Myking Family Scholarship

Myking Family Scholarship

Back in the late 1950s, there was something especially appealing to Lutherans about the idea of a Lutheran college in Southern California. It sparked the interest and loyalty of families who were firmly grounded in the Lutheran faith, families like the Mykings. The involvement of Norman and Edith Myking in helping to found the college was evident as soon as the first word went out of the possibility of a California Lutheran College.

The Mykings were a thoroughly Lutheran family. Norman was employed by Lutheran Brotherhood, and he and Edith were active members of Lutheran Church of the Cross in Rialto. Along with their daughter Melody, they were involved with the Lutheran Braille Workers in Yucaipa. In addition, Edith was a star volunteer with the Inland Empire Chapter of the CLU Guild.
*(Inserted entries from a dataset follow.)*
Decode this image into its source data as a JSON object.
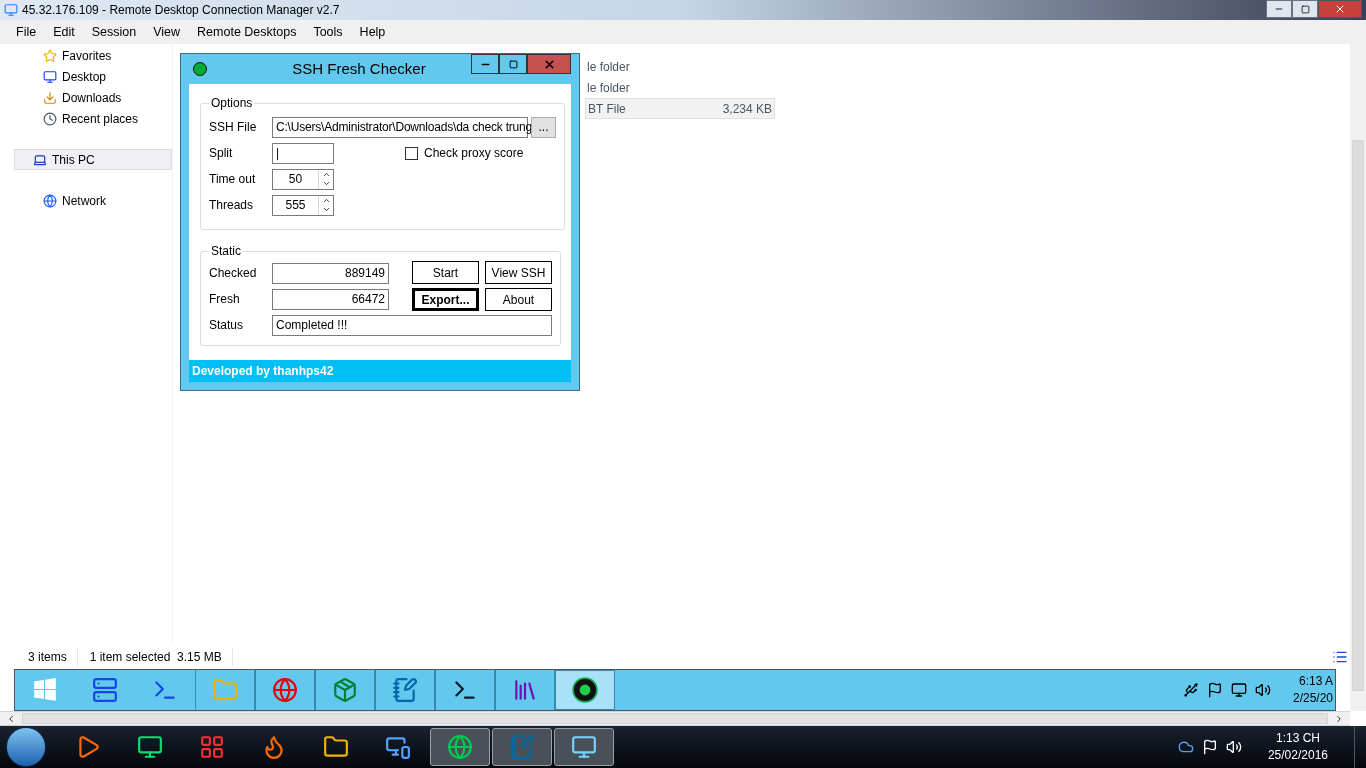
{
  "window": {
    "title": "45.32.176.109 - Remote Desktop Connection Manager v2.7"
  },
  "menu": [
    "File",
    "Edit",
    "Session",
    "View",
    "Remote Desktops",
    "Tools",
    "Help"
  ],
  "explorer": {
    "nav": [
      {
        "label": "Favorites",
        "kind": "star",
        "selected": false
      },
      {
        "label": "Desktop",
        "kind": "desktop",
        "selected": false
      },
      {
        "label": "Downloads",
        "kind": "downloads",
        "selected": false
      },
      {
        "label": "Recent places",
        "kind": "recent",
        "selected": false
      },
      {
        "label": "This PC",
        "kind": "pc",
        "selected": true
      },
      {
        "label": "Network",
        "kind": "network",
        "selected": false
      }
    ],
    "files": [
      {
        "type": "le folder",
        "selected": false
      },
      {
        "type": "le folder",
        "selected": false
      },
      {
        "type": "BT File",
        "size": "3,234 KB",
        "selected": true
      }
    ],
    "status_bar": [
      "3 items",
      "1 item selected  3.15 MB"
    ]
  },
  "dialog": {
    "title": "SSH Fresh Checker",
    "options": {
      "title": "Options",
      "ssh_file_label": "SSH File",
      "ssh_file": "C:\\Users\\Administrator\\Downloads\\da check trung",
      "browse": "...",
      "split_label": "Split",
      "split": "|",
      "proxy": {
        "label": "Check proxy score",
        "checked": false
      },
      "timeout_label": "Time out",
      "timeout": "50",
      "threads_label": "Threads",
      "threads": "555"
    },
    "static": {
      "title": "Static",
      "checked_label": "Checked",
      "checked": "889149",
      "fresh_label": "Fresh",
      "fresh": "66472",
      "status_label": "Status",
      "status": "Completed !!!",
      "buttons": [
        {
          "label": "Start",
          "focused": false
        },
        {
          "label": "View SSH",
          "focused": false
        },
        {
          "label": "Export...",
          "focused": true
        },
        {
          "label": "About",
          "focused": false
        }
      ]
    },
    "footer": "Developed by thanhps42"
  },
  "remote_taskbar": {
    "apps": [
      {
        "kind": "start",
        "selected": false
      },
      {
        "kind": "server",
        "selected": false
      },
      {
        "kind": "powershell",
        "selected": false
      },
      {
        "kind": "explorer",
        "selected": false
      },
      {
        "kind": "chrome",
        "selected": false
      },
      {
        "kind": "box",
        "selected": false
      },
      {
        "kind": "notepad",
        "selected": false
      },
      {
        "kind": "terminal",
        "selected": false
      },
      {
        "kind": "archive",
        "selected": false
      },
      {
        "kind": "orb",
        "selected": true
      }
    ],
    "time": "6:13 A",
    "date": "2/25/20"
  },
  "taskbar": {
    "apps": [
      {
        "kind": "media",
        "active": false
      },
      {
        "kind": "monitor",
        "active": false
      },
      {
        "kind": "grid",
        "active": false
      },
      {
        "kind": "firefox",
        "active": false
      },
      {
        "kind": "explorer",
        "active": false
      },
      {
        "kind": "remote",
        "active": false
      },
      {
        "kind": "coccoc",
        "active": true
      },
      {
        "kind": "notepad",
        "active": true
      },
      {
        "kind": "rdcman",
        "active": true
      }
    ],
    "time": "1:13 CH",
    "date": "25/02/2016"
  }
}
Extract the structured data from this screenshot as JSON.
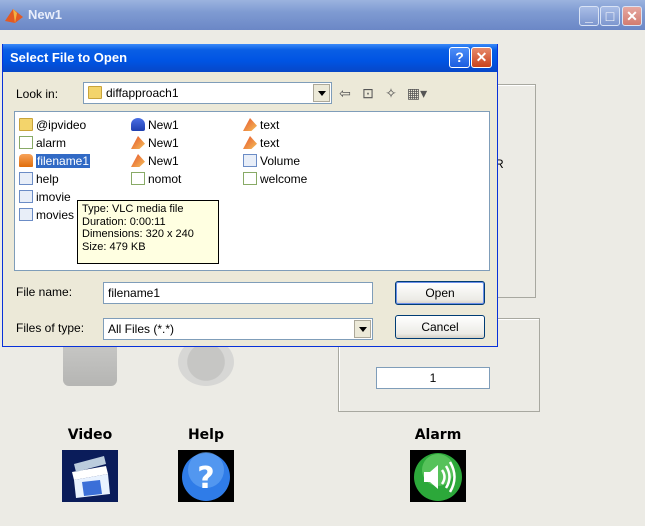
{
  "main_window": {
    "title": "New1",
    "panel_right_label": "R",
    "counter_value": "1",
    "buttons": [
      {
        "label": "Video",
        "icon": "clapperboard-icon"
      },
      {
        "label": "Help",
        "icon": "help-icon"
      },
      {
        "label": "Alarm",
        "icon": "speaker-icon"
      }
    ]
  },
  "dialog": {
    "title": "Select File to Open",
    "help_glyph": "?",
    "close_glyph": "✕",
    "look_in_label": "Look in:",
    "look_in_value": "diffapproach1",
    "files": [
      {
        "name": "@ipvideo",
        "type": "folder"
      },
      {
        "name": "alarm",
        "type": "mfile"
      },
      {
        "name": "filename1",
        "type": "vlc",
        "selected": true
      },
      {
        "name": "help",
        "type": "html"
      },
      {
        "name": "imovie",
        "type": "html"
      },
      {
        "name": "movies",
        "type": "html"
      },
      {
        "name": "New1",
        "type": "lab"
      },
      {
        "name": "New1",
        "type": "matlab"
      },
      {
        "name": "New1",
        "type": "matlab"
      },
      {
        "name": "nomot",
        "type": "mfile"
      },
      {
        "name": "text",
        "type": "matlab"
      },
      {
        "name": "text",
        "type": "matlab"
      },
      {
        "name": "Volume",
        "type": "html"
      },
      {
        "name": "welcome",
        "type": "mfile"
      }
    ],
    "tooltip": [
      "Type: VLC media file",
      "Duration: 0:00:11",
      "Dimensions: 320 x 240",
      "Size: 479 KB"
    ],
    "file_name_label": "File name:",
    "file_name_value": "filename1",
    "file_type_label": "Files of type:",
    "file_type_value": "All Files (*.*)",
    "open_label": "Open",
    "cancel_label": "Cancel"
  },
  "colors": {
    "dialog_title": "#0054e3",
    "selection": "#316ac5",
    "tooltip_bg": "#ffffe1"
  }
}
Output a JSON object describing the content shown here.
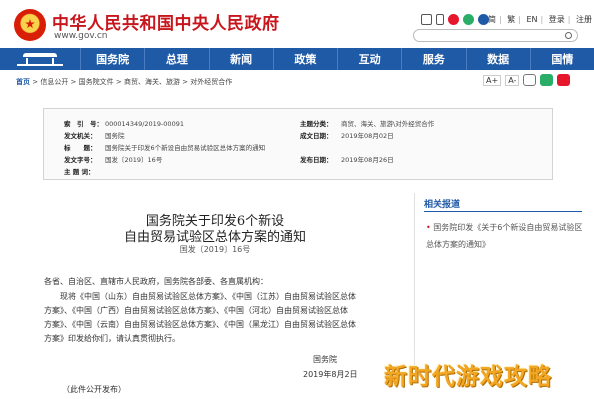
{
  "header": {
    "site_name": "中华人民共和国中央人民政府",
    "site_url": "www.gov.cn",
    "top_links": [
      "简",
      "繁",
      "EN",
      "登录",
      "注册"
    ],
    "colors": {
      "brand_red": "#c8161d",
      "nav_blue": "#1f5aa6"
    }
  },
  "nav": {
    "items": [
      "国务院",
      "总理",
      "新闻",
      "政策",
      "互动",
      "服务",
      "数据",
      "国情"
    ]
  },
  "breadcrumb": {
    "home": "首页",
    "path": " > 信息公开 > 国务院文件 > 商贸、海关、旅游 > 对外经贸合作"
  },
  "tools": {
    "font_a_plus": "A+",
    "font_a_minus": "A-"
  },
  "meta": {
    "index_label": "索　引　号：",
    "index_value": "000014349/2019-00091",
    "topic_label": "主题分类：",
    "topic_value": "商贸、海关、旅游\\对外经贸合作",
    "issuer_label": "发文机关：",
    "issuer_value": "国务院",
    "date_label": "成文日期：",
    "date_value": "2019年08月02日",
    "title_label": "标　　题：",
    "title_value": "国务院关于印发6个新设自由贸易试验区总体方案的通知",
    "number_label": "发文字号：",
    "number_value": "国发〔2019〕16号",
    "publish_label": "发布日期：",
    "publish_value": "2019年08月26日",
    "keywords_label": "主 题 词：",
    "keywords_value": ""
  },
  "document": {
    "title_line1": "国务院关于印发6个新设",
    "title_line2": "自由贸易试验区总体方案的通知",
    "doc_number": "国发〔2019〕16号",
    "recipients": "各省、自治区、直辖市人民政府，国务院各部委、各直属机构：",
    "body_lines": [
      "　　现将《中国（山东）自由贸易试验区总体方案》、《中国（江苏）自由贸易试验区总体",
      "方案》、《中国（广西）自由贸易试验区总体方案》、《中国（河北）自由贸易试验区总体",
      "方案》、《中国（云南）自由贸易试验区总体方案》、《中国（黑龙江）自由贸易试验区总体",
      "方案》印发给你们，请认真贯彻执行。"
    ],
    "signer": "国务院",
    "sign_date": "2019年8月2日",
    "footnote": "（此件公开发布）"
  },
  "sidebar": {
    "title": "相关报道",
    "link": "国务院印发《关于6个新设自由贸易试验区总体方案的通知》"
  },
  "watermark": "新时代游戏攻略"
}
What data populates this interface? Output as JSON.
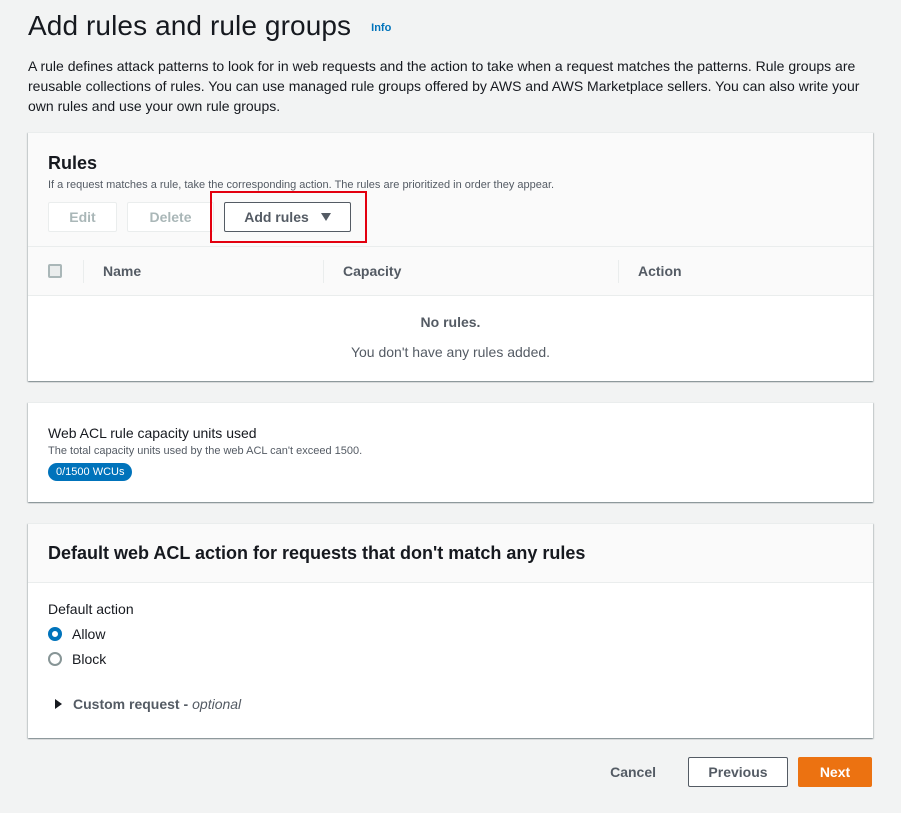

In the early 1990s, the CLU Guild was at his height of activity. There were five chapters—Thousand Oaks, Santa Barbara, Yucaipa, Seal Beach and Westlake Village. Each served as a support group to the University and its students, and all five guilds came together annually to celebrate their achievements and enjoy each other’s company. One of the most active chapters was the Yucaipa guild, which came to be known as the Inland Empire Chapter. That group was so ambitious that Norman became their first male member when Edith could no longer participate.

Considering Norman’s professional background with the Lutheran Brotherhood, it was no surprise that he and Edith would have a sound financial plan for the family. In their wisdom they established a family living trust that included the establishment of an endowed scholarship at CLU. And, because their daughter Melody was developmentally disabled, the scholarship was designed to support students preparing to become special education teachers.

Following Edith’s death in 1990, Norman decided to activate the scholarship early so that he and Melody might see it awarded in their lifetime. In his own inimitable way, he made it happen in four short years. Their dream of supporting future teachers in special education had been fulfilled. And the long-term benefit to the teachers and their students is truly priceless.